EXERCISE DATA —
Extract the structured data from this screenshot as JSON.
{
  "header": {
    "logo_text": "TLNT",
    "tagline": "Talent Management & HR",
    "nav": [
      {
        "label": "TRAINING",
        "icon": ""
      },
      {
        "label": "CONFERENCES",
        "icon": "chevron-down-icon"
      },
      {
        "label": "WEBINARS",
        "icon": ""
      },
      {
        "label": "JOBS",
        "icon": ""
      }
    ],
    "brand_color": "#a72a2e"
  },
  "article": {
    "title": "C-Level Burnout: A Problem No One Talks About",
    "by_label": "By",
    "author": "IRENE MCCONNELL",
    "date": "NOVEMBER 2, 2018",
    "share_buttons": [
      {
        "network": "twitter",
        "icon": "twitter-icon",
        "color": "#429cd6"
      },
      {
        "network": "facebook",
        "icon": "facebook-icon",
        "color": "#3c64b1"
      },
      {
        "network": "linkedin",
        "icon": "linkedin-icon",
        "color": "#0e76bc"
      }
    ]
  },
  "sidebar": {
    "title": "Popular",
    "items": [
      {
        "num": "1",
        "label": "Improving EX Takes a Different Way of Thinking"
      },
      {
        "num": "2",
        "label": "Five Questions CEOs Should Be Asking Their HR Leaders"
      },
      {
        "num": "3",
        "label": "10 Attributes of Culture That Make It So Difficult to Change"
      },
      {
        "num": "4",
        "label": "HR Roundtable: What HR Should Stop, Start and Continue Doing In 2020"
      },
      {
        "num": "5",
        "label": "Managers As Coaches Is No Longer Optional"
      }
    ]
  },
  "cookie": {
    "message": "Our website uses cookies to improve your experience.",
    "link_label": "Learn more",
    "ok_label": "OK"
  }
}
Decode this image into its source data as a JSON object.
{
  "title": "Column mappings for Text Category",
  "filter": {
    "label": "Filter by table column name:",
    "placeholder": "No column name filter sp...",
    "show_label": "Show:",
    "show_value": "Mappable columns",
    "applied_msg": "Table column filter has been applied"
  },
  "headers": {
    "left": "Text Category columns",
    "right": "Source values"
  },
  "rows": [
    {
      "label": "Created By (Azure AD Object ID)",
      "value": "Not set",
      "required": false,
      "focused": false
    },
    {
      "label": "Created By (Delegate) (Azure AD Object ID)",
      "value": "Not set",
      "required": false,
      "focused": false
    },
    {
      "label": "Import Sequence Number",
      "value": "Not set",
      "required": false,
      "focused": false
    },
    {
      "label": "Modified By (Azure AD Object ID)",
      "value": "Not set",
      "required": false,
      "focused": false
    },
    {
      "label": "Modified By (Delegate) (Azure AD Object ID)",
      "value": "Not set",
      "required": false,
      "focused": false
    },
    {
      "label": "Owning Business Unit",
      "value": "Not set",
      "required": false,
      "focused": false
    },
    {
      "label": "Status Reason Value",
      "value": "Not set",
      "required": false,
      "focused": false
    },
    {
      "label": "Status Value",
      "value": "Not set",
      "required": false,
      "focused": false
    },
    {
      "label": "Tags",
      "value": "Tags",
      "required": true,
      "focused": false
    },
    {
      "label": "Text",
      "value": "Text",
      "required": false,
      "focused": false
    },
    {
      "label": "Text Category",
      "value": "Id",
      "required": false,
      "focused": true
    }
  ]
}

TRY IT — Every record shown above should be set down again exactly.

RESULT OF THE TASK —
Extract the structured data from this screenshot as JSON.
{
  "header": {
    "logo_text": "TLNT",
    "tagline": "Talent Management & HR",
    "nav": [
      {
        "label": "TRAINING",
        "icon": ""
      },
      {
        "label": "CONFERENCES",
        "icon": "chevron-down-icon"
      },
      {
        "label": "WEBINARS",
        "icon": ""
      },
      {
        "label": "JOBS",
        "icon": ""
      }
    ],
    "brand_color": "#a72a2e"
  },
  "article": {
    "title": "C-Level Burnout: A Problem No One Talks About",
    "by_label": "By",
    "author": "IRENE MCCONNELL",
    "date": "NOVEMBER 2, 2018",
    "share_buttons": [
      {
        "network": "twitter",
        "icon": "twitter-icon",
        "color": "#429cd6"
      },
      {
        "network": "facebook",
        "icon": "facebook-icon",
        "color": "#3c64b1"
      },
      {
        "network": "linkedin",
        "icon": "linkedin-icon",
        "color": "#0e76bc"
      }
    ]
  },
  "sidebar": {
    "title": "Popular",
    "items": [
      {
        "num": "1",
        "label": "Improving EX Takes a Different Way of Thinking"
      },
      {
        "num": "2",
        "label": "Five Questions CEOs Should Be Asking Their HR Leaders"
      },
      {
        "num": "3",
        "label": "10 Attributes of Culture That Make It So Difficult to Change"
      },
      {
        "num": "4",
        "label": "HR Roundtable: What HR Should Stop, Start and Continue Doing In 2020"
      },
      {
        "num": "5",
        "label": "Managers As Coaches Is No Longer Optional"
      }
    ]
  },
  "cookie": {
    "message": "Our website uses cookies to improve your experience.",
    "link_label": "Learn more",
    "ok_label": "OK"
  }
}
Decode this image into its source data as a JSON object.
{
  "title": "Column mappings for Text Category",
  "filter": {
    "label": "Filter by table column name:",
    "placeholder": "No column name filter sp...",
    "show_label": "Show:",
    "show_value": "Mappable columns",
    "applied_msg": "Table column filter has been applied"
  },
  "headers": {
    "left": "Text Category columns",
    "right": "Source values"
  },
  "rows": [
    {
      "label": "Created By (Azure AD Object ID)",
      "value": "Not set",
      "required": false,
      "focused": false
    },
    {
      "label": "Created By (Delegate) (Azure AD Object ID)",
      "value": "Not set",
      "required": false,
      "focused": false
    },
    {
      "label": "Import Sequence Number",
      "value": "Not set",
      "required": false,
      "focused": false
    },
    {
      "label": "Modified By (Azure AD Object ID)",
      "value": "Not set",
      "required": false,
      "focused": false
    },
    {
      "label": "Modified By (Delegate) (Azure AD Object ID)",
      "value": "Not set",
      "required": false,
      "focused": false
    },
    {
      "label": "Owning Business Unit",
      "value": "Not set",
      "required": false,
      "focused": false
    },
    {
      "label": "Status Reason Value",
      "value": "Not set",
      "required": false,
      "focused": false
    },
    {
      "label": "Status Value",
      "value": "Not set",
      "required": false,
      "focused": false
    },
    {
      "label": "Tags",
      "value": "Tags",
      "required": true,
      "focused": false
    },
    {
      "label": "Text",
      "value": "Text",
      "required": false,
      "focused": false
    },
    {
      "label": "Text Category",
      "value": "Id",
      "required": false,
      "focused": true
    }
  ]
}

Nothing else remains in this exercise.